*How to complete this task*
What lines below contain the word "heart"? Please pull each one out.

== Stored data ==

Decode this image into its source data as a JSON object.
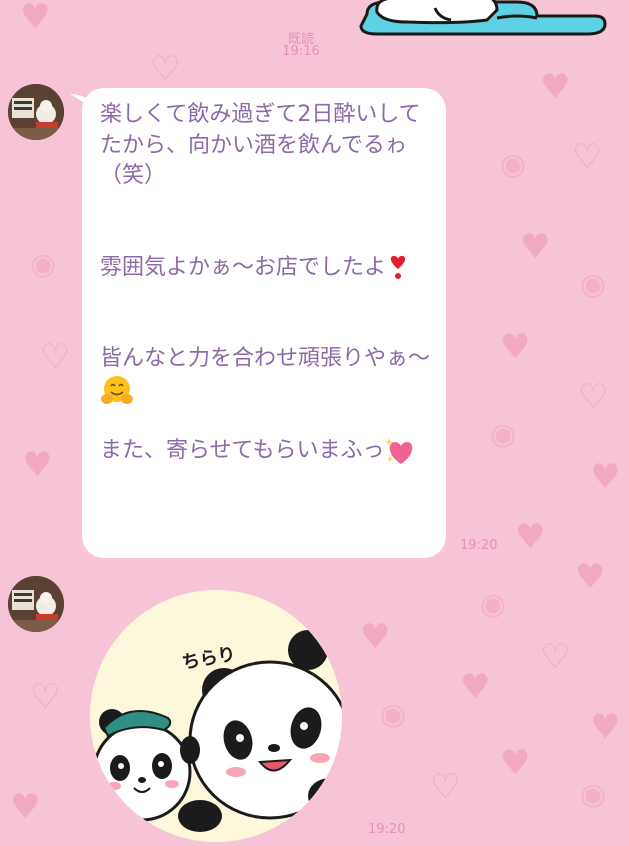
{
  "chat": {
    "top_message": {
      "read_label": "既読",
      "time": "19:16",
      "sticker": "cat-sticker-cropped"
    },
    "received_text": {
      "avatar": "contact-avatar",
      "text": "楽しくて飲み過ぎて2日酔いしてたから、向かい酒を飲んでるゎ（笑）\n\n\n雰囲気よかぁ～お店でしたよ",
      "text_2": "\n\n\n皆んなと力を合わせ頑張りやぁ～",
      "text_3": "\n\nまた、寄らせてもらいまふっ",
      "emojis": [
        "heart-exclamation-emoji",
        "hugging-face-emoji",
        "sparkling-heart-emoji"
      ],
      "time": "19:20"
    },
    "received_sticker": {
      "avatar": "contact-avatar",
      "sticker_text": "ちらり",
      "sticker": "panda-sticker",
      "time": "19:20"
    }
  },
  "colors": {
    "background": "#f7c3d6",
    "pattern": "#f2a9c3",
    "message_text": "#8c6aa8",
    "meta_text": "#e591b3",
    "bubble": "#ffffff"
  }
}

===

*Your solution*
        "heart-exclamation-emoji",
        "sparkling-heart-emoji"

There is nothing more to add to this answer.